[Interface dataset entries]

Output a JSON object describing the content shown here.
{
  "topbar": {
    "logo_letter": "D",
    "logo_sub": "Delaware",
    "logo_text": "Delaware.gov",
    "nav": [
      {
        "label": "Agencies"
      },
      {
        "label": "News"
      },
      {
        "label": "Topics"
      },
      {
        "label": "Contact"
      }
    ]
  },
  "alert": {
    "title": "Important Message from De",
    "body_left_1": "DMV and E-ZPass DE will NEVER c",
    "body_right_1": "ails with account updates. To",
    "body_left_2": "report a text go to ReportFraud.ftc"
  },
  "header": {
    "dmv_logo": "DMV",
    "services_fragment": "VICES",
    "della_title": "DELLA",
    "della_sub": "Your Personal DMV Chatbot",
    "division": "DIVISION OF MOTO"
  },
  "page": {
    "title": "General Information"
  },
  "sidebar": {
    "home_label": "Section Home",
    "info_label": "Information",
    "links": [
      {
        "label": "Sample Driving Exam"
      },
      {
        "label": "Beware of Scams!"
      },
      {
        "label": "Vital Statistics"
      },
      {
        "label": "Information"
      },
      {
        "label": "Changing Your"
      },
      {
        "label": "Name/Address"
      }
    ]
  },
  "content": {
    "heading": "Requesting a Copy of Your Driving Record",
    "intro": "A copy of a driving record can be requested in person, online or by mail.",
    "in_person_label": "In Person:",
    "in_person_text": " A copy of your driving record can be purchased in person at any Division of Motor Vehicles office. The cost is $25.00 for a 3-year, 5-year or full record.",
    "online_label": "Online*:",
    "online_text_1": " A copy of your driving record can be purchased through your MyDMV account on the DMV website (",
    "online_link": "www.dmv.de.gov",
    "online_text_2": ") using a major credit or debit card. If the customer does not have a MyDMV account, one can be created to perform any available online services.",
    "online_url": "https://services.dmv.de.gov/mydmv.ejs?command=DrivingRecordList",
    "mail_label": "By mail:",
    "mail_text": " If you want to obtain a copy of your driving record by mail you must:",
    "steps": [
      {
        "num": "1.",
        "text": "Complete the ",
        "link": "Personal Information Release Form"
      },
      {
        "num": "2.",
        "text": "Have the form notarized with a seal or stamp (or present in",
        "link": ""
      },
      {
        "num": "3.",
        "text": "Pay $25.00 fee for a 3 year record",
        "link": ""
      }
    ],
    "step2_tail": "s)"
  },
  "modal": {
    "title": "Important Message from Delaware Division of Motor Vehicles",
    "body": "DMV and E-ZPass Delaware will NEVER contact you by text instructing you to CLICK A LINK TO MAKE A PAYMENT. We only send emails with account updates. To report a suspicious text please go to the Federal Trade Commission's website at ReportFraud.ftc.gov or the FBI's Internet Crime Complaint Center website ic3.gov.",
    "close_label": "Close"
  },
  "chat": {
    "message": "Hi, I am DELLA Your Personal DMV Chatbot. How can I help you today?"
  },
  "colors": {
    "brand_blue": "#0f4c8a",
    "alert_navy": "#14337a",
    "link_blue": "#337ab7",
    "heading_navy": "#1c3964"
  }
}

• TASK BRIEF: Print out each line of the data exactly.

• WRITTEN SOLUTION:
Output a JSON object describing the content shown here.
{
  "topbar": {
    "logo_letter": "D",
    "logo_sub": "Delaware",
    "logo_text": "Delaware.gov",
    "nav": [
      {
        "label": "Agencies"
      },
      {
        "label": "News"
      },
      {
        "label": "Topics"
      },
      {
        "label": "Contact"
      }
    ]
  },
  "alert": {
    "title": "Important Message from De",
    "body_left_1": "DMV and E-ZPass DE will NEVER c",
    "body_right_1": "ails with account updates. To",
    "body_left_2": "report a text go to ReportFraud.ftc"
  },
  "header": {
    "dmv_logo": "DMV",
    "services_fragment": "VICES",
    "della_title": "DELLA",
    "della_sub": "Your Personal DMV Chatbot",
    "division": "DIVISION OF MOTO"
  },
  "page": {
    "title": "General Information"
  },
  "sidebar": {
    "home_label": "Section Home",
    "info_label": "Information",
    "links": [
      {
        "label": "Sample Driving Exam"
      },
      {
        "label": "Beware of Scams!"
      },
      {
        "label": "Vital Statistics"
      },
      {
        "label": "Information"
      },
      {
        "label": "Changing Your"
      },
      {
        "label": "Name/Address"
      }
    ]
  },
  "content": {
    "heading": "Requesting a Copy of Your Driving Record",
    "intro": "A copy of a driving record can be requested in person, online or by mail.",
    "in_person_label": "In Person:",
    "in_person_text": " A copy of your driving record can be purchased in person at any Division of Motor Vehicles office. The cost is $25.00 for a 3-year, 5-year or full record.",
    "online_label": "Online*:",
    "online_text_1": " A copy of your driving record can be purchased through your MyDMV account on the DMV website (",
    "online_link": "www.dmv.de.gov",
    "online_text_2": ") using a major credit or debit card. If the customer does not have a MyDMV account, one can be created to perform any available online services.",
    "online_url": "https://services.dmv.de.gov/mydmv.ejs?command=DrivingRecordList",
    "mail_label": "By mail:",
    "mail_text": " If you want to obtain a copy of your driving record by mail you must:",
    "steps": [
      {
        "num": "1.",
        "text": "Complete the ",
        "link": "Personal Information Release Form"
      },
      {
        "num": "2.",
        "text": "Have the form notarized with a seal or stamp (or present in",
        "link": ""
      },
      {
        "num": "3.",
        "text": "Pay $25.00 fee for a 3 year record",
        "link": ""
      }
    ],
    "step2_tail": "s)"
  },
  "modal": {
    "title": "Important Message from Delaware Division of Motor Vehicles",
    "body": "DMV and E-ZPass Delaware will NEVER contact you by text instructing you to CLICK A LINK TO MAKE A PAYMENT. We only send emails with account updates. To report a suspicious text please go to the Federal Trade Commission's website at ReportFraud.ftc.gov or the FBI's Internet Crime Complaint Center website ic3.gov.",
    "close_label": "Close"
  },
  "chat": {
    "message": "Hi, I am DELLA Your Personal DMV Chatbot. How can I help you today?"
  },
  "colors": {
    "brand_blue": "#0f4c8a",
    "alert_navy": "#14337a",
    "link_blue": "#337ab7",
    "heading_navy": "#1c3964"
  }
}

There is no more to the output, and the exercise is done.